Donald Trump doesn’t just have a Russia problem, in the eyes of his critics. He also has a big — and related — Ukraine problem. His 2016 campaign chairman, Paul Manafort, was forced to resign last August amid a flurry of media exposés about Manafort’s lobbying for former Ukrainian President Viktor Yanukovych, who fled to Russia following violent protests against his government in February 2014.
No one expected Trump to be a peace president, but he seems bent on taking us to the verge of World War III.
No one ever expected Donald Trump to be a peace-loving president. On the campaign trail, he endorsed torture, said he’d bomb the families of alleged terrorists, and spoke gleefully about the president’s power to launch nuclear weapons.
Author: Martin Berger
The recent strike launched by the US-led coalition some 20 miles to the west of al-Raqqah resulted in hundreds of civilian deaths, as the bombs hit a former school that served as shelter for refugees, as it’s been announced by the Turkish Anadolu news agency. It was added that the bombardment targeted more than 50 families who fled the towns of Hamas, Homs and al-Raqqah in a bid to save their lives. Local sources of the same agency have also reported yet another air strike launched in the in the area of Tabqa city, which has claimed at least 40 lives.
It is time that our society acknowledge a sad truth: America is currently fighting its Second Civil War. In fact, with the obvious and enormous exception of attitudes toward slavery, Americans are more divided morally, ideologically, and politically today than they were during the Civil War. For that reason, just as the Great War came to be known as the First World War once there was a Second World War, the Civil War will become known as the First Civil War when more Americans come to regard the current battle as the Second Civil War.
By Lauren Goodrich
Russia takes anniversaries seriously. Each year, the country commemorates its momentous dates in grand style, holding spectacular celebrations to honor events such as the Soviet victory over Nazi Germany in World War II or the beginning of Russia's post-Soviet reforms. But as the tumultuous events of 1917 reach their centennial anniversaries, Russian leaders are nonplussed. March 15 will mark 100 years since Czar Nicholas II abdicated his throne, ending the Romanov Dynasty's more than 300-year reign in Russia and, with it, the Russian Empire.

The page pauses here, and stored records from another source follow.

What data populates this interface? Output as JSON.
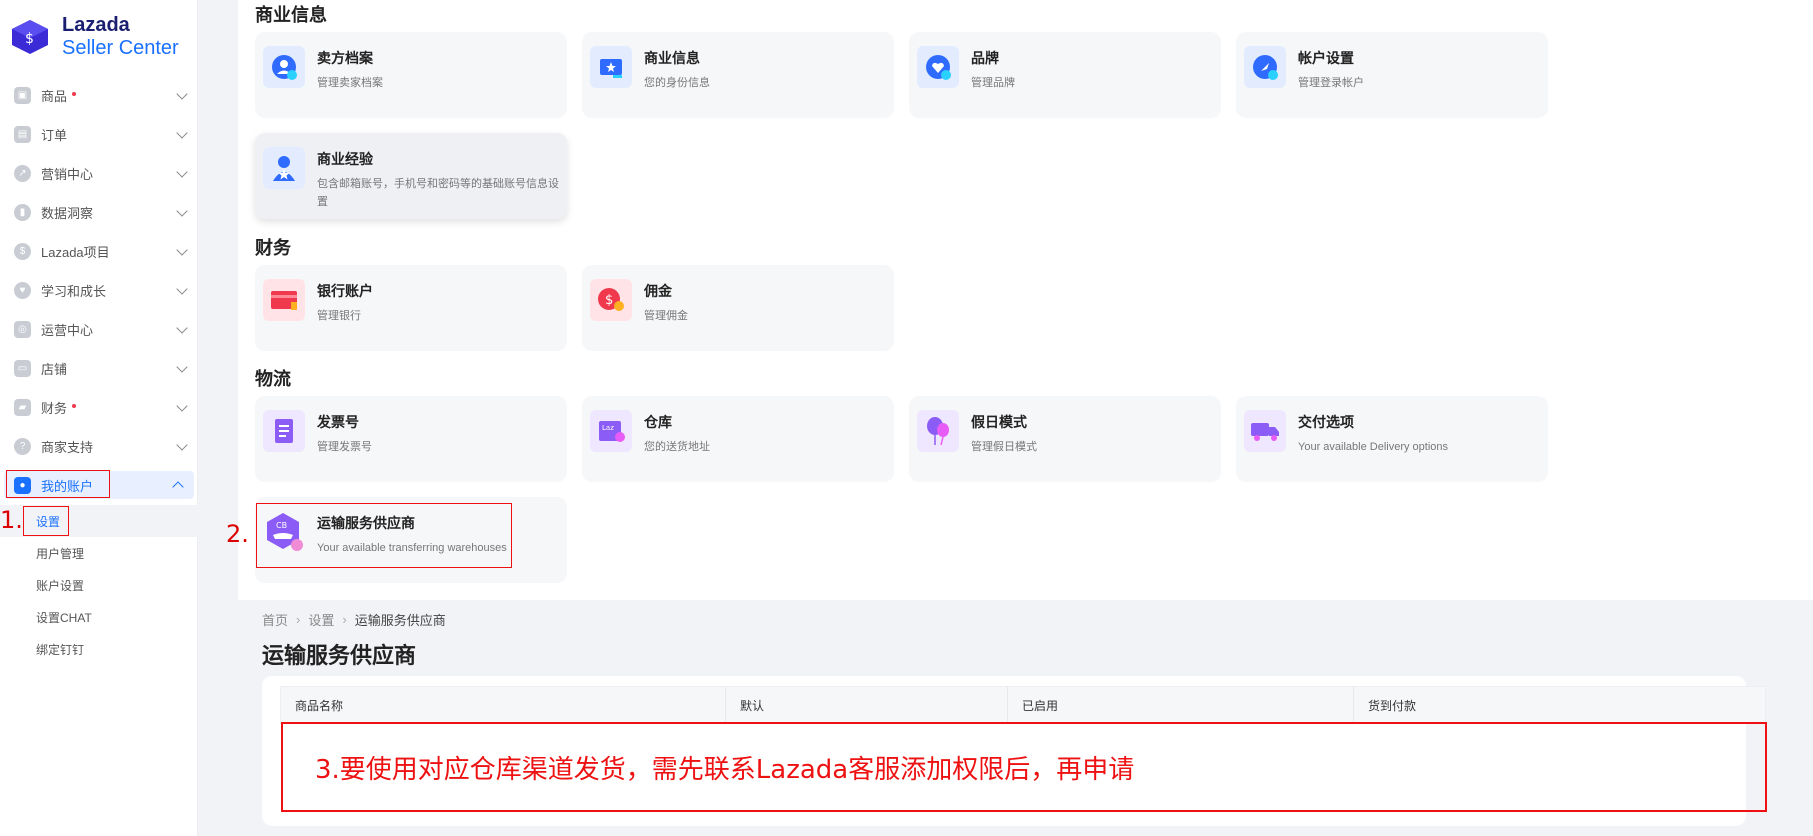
{
  "brand": {
    "name_line1": "Lazada",
    "name_line2": "Seller Center"
  },
  "sidebar": {
    "items": [
      {
        "label": "商品",
        "icon": "product-icon",
        "dot": true
      },
      {
        "label": "订单",
        "icon": "order-icon",
        "dot": false
      },
      {
        "label": "营销中心",
        "icon": "marketing-icon",
        "dot": false
      },
      {
        "label": "数据洞察",
        "icon": "data-insight-icon",
        "dot": false
      },
      {
        "label": "Lazada项目",
        "icon": "lazada-project-icon",
        "dot": false
      },
      {
        "label": "学习和成长",
        "icon": "learning-icon",
        "dot": false
      },
      {
        "label": "运营中心",
        "icon": "operations-icon",
        "dot": false
      },
      {
        "label": "店铺",
        "icon": "store-icon",
        "dot": false
      },
      {
        "label": "财务",
        "icon": "finance-icon",
        "dot": true
      },
      {
        "label": "商家支持",
        "icon": "support-icon",
        "dot": false
      }
    ],
    "active_item": {
      "label": "我的账户",
      "icon": "account-icon"
    },
    "submenu": [
      {
        "label": "设置"
      },
      {
        "label": "用户管理"
      },
      {
        "label": "账户设置"
      },
      {
        "label": "设置CHAT"
      },
      {
        "label": "绑定钉钉"
      }
    ]
  },
  "annotations": {
    "step1": "1.",
    "step2": "2.",
    "step3": "3.要使用对应仓库渠道发货，需先联系Lazada客服添加权限后，再申请"
  },
  "sections": {
    "business": {
      "title": "商业信息",
      "cards": [
        {
          "title": "卖方档案",
          "sub": "管理卖家档案",
          "icon": "profile-icon",
          "color": "#2f6bff"
        },
        {
          "title": "商业信息",
          "sub": "您的身份信息",
          "icon": "business-info-icon",
          "color": "#2f6bff"
        },
        {
          "title": "品牌",
          "sub": "管理品牌",
          "icon": "brand-icon",
          "color": "#2f6bff"
        },
        {
          "title": "帐户设置",
          "sub": "管理登录帐户",
          "icon": "account-settings-icon",
          "color": "#2f6bff"
        },
        {
          "title": "商业经验",
          "sub": "包含邮箱账号，手机号和密码等的基础账号信息设置",
          "icon": "business-experience-icon",
          "color": "#2f6bff"
        }
      ]
    },
    "finance": {
      "title": "财务",
      "cards": [
        {
          "title": "银行账户",
          "sub": "管理银行",
          "icon": "bank-account-icon",
          "color": "#f0394d"
        },
        {
          "title": "佣金",
          "sub": "管理佣金",
          "icon": "commission-icon",
          "color": "#f0394d"
        }
      ]
    },
    "logistics": {
      "title": "物流",
      "cards": [
        {
          "title": "发票号",
          "sub": "管理发票号",
          "icon": "invoice-icon",
          "color": "#8b5cf6"
        },
        {
          "title": "仓库",
          "sub": "您的送货地址",
          "icon": "warehouse-icon",
          "color": "#8b5cf6"
        },
        {
          "title": "假日模式",
          "sub": "管理假日模式",
          "icon": "holiday-mode-icon",
          "color": "#8b5cf6"
        },
        {
          "title": "交付选项",
          "sub": "Your available Delivery options",
          "icon": "delivery-options-icon",
          "color": "#8b5cf6"
        },
        {
          "title": "运输服务供应商",
          "sub": "Your available transferring warehouses",
          "icon": "shipping-provider-icon",
          "color": "#8b5cf6"
        }
      ]
    }
  },
  "bottom": {
    "breadcrumb": [
      "首页",
      "设置",
      "运输服务供应商"
    ],
    "page_title": "运输服务供应商",
    "table_headers": [
      "商品名称",
      "默认",
      "已启用",
      "货到付款"
    ]
  }
}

Is international conflict really just a fight over oil? It sometimes seems that way. In Syria and Iraq, the militants of the so-called ‘Islamic State’ sell captured oil while battling to establish a puritanical Sunni theo-cracy. From Central Asia to Ukraine, Russia is contesting attempts (backed by the US) to minimise Europe’s dependence on Russian oil and natural gas. Meanwhile, Obama’s ‘pivot to Asia’ allows the US to threaten the choke points through which most of China’s oil imports must pass.
WHEN Donald Trump started to assemble his national-security team, he asked his advisers: “Do you know what constant pour is?” At least one of the generals present confessed that he did not. Well, explained Mr Trump, it is the process whereby the concrete foundations of buildings cannot be allowed to set before being filled; cement mixers must be lined up for many blocks at the ready. The lesson was: the generals may know a lot of fancy jargon, but so does he.
Half of U.S. physicians are “disengaged, burned out, and demoralized and plan to either retire, cut back on work hours, or seek non-clinical roles,” reports MedPage Today, citing a new nationwide survey commissioned by The Physicians Foundation. “Many physicians are dissatisfied with the current state of the medical practice environment and they are opting out of traditional patient care roles,” said Walker Ray, MD, president of The Physicians Foundation, in remarks that appeared with the survey. “The implications of evolving physician practice patterns for both patient access and the implementation of healthcare reform are profound.”
by Nina L. Khrushcheva
I am an American, Moscow-born. And because of that, my Americanness, unlike that of Saul Bellow’s Augie March, once triggered something of a national debate back in Russia. In some places, school textbooks asked students whether it was right or wrong for Nina Khrushcheva to become an American citizen. I leave it to you to guess which position most people, especially those of the Soviet generation, supported. While you can take a Russian out of her homeland, in the end you can’t take Russia out of her. So, at a time when US politics has taken such a bizarre turn, perhaps my Russia-tinted lenses can help my fellow Americans make some sense of it.